I fear that that is where the good news ends, because the change introduced by the Chairman of Committees, to which I have no objection at all, is simply tinkering and is unlikely to produce any major change to the problem that the Procedure Committee has identified. I hope that when the noble Lord replies to this point, and to any others that are made, he will assure the House that the door is not closed to a more radical look at this.

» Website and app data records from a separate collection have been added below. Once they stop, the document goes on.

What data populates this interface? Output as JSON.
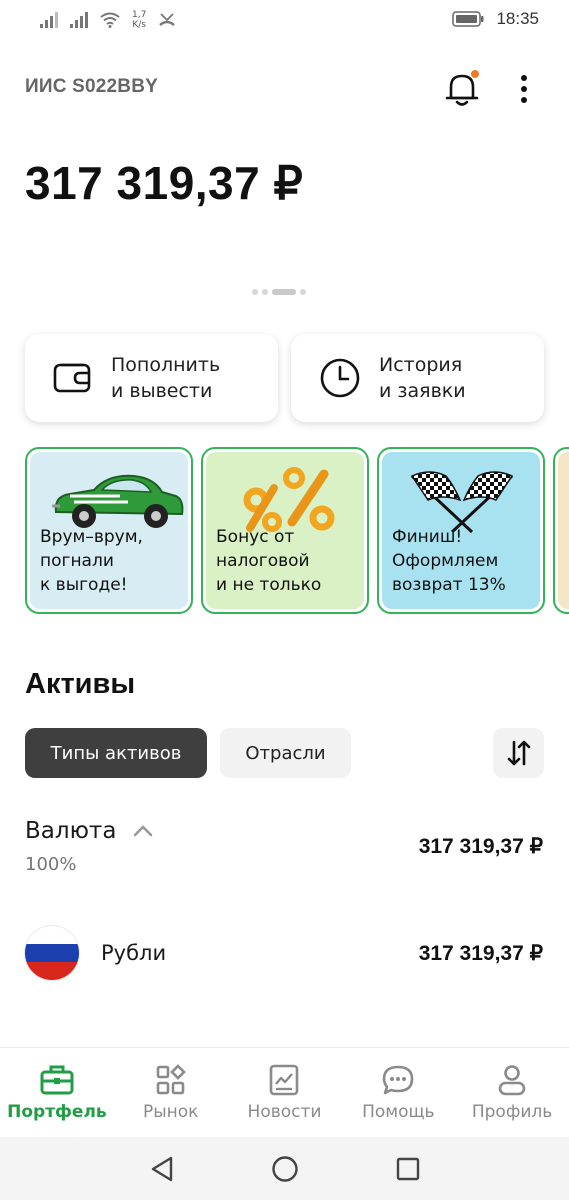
{
  "status_bar": {
    "net_speed_value": "1,7",
    "net_speed_unit": "K/s",
    "time": "18:35",
    "icons": [
      "signal-icon",
      "signal-icon",
      "wifi-icon",
      "missed-call-icon",
      "battery-icon"
    ]
  },
  "header": {
    "account_title": "ИИС S022BBY",
    "notification_badge_color": "#f07a2a"
  },
  "balance": {
    "amount": "317 319,37 ₽"
  },
  "pager": {
    "pages": 4,
    "active_index": 2
  },
  "actions": [
    {
      "label": "Пополнить\nи вывести",
      "icon": "wallet-icon"
    },
    {
      "label": "История\nи заявки",
      "icon": "clock-icon"
    }
  ],
  "stories": [
    {
      "text": "Врум–врум,\nпогнали\nк выгоде!",
      "bg": "#d7ecf3",
      "icon": "car-icon"
    },
    {
      "text": "Бонус от\nналоговой\nи не только",
      "bg": "#d9f1c4",
      "icon": "percent-icon"
    },
    {
      "text": "Финиш!\nОформляем\nвозврат 13%",
      "bg": "#a8e2f0",
      "icon": "checkered-flags-icon"
    }
  ],
  "assets": {
    "title": "Активы",
    "chips": [
      "Типы активов",
      "Отрасли"
    ],
    "active_chip": 0,
    "groups": [
      {
        "name": "Валюта",
        "percent": "100%",
        "value": "317 319,37 ₽",
        "items": [
          {
            "name": "Рубли",
            "value": "317 319,37 ₽",
            "icon": "russia-flag-icon"
          }
        ]
      }
    ]
  },
  "bottom_nav": {
    "active_index": 0,
    "items": [
      {
        "label": "Портфель",
        "icon": "briefcase-icon"
      },
      {
        "label": "Рынок",
        "icon": "market-icon"
      },
      {
        "label": "Новости",
        "icon": "news-icon"
      },
      {
        "label": "Помощь",
        "icon": "chat-icon"
      },
      {
        "label": "Профиль",
        "icon": "profile-icon"
      }
    ]
  },
  "colors": {
    "accent": "#1f9e45",
    "card_border": "#34b35a",
    "chip_active_bg": "#3f3f3f"
  }
}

There are plenty of ways in which the problems associated with speakers lists and limited-duration debates could be ameliorated. You could have a system whereby the list was closed when the number of people down to speak reached the point where each of them would have a reasonable amount of time needed for that sort of debate. That could be agreed through the usual channels or in some other way. I am not asking for a debate about that now; I am merely asking whether the Chairman of Committees will say that the door is not closed. I fear that this will have to be looked at again when it turns out that this bit of tinkering does not make much difference.

My Lords, I offer my support to the third report, which is the subject of the Motion moved by the Chairman. I fully support the idea that we should end the mad scramble for Private Members’ Bills after the State Opening of Parliament, which I was involved in at the start of this Session. I take the opportunity to inform the House that a particular Bill, in which noble Lords know I have an interest, has gone to the other place and has had a successful Second Reading. It is due to have its Committee stage as the Byles Bill on Wednesday and, with any luck, will be back here in time for us to turn it into law, four years later.

My Lords, I congratulate the noble Lord, Lord Steel of Aikwood, on his little commercial, which is much appreciated by the House. Returning to the point made by the noble Lord, Lord Hannay, I think it is important to understand that we have made great strides recently in increasing the opportunity for Back-Bench debates and contributions in your Lordships’ House. Cutting off a speakers list at a particular time was considered by the committee before it reached its current recommendation, but the difficulty is—dare I say?—that it creates the opportunity for rather mischievous behaviour in terms of flooding the list. That is one of the reservations that we had.

However, I recognise, and have some sympathy with, the general point that the noble Lord made. Having a very short speaking time is not a pleasant arrangement at all but is a product, in part, of the increase in the size of the active House. One thing that is happening is that the active House is getting larger and larger, and the proportion of our membership that is relatively inactive is declining. On the whole, it is a very good thing to have an active House rather than a largely inactive one—but, from time to time, we come close to the point where the House can operate only if a significant proportion of its membership is inactive. That is not a happy position to be in.

Motion agreed.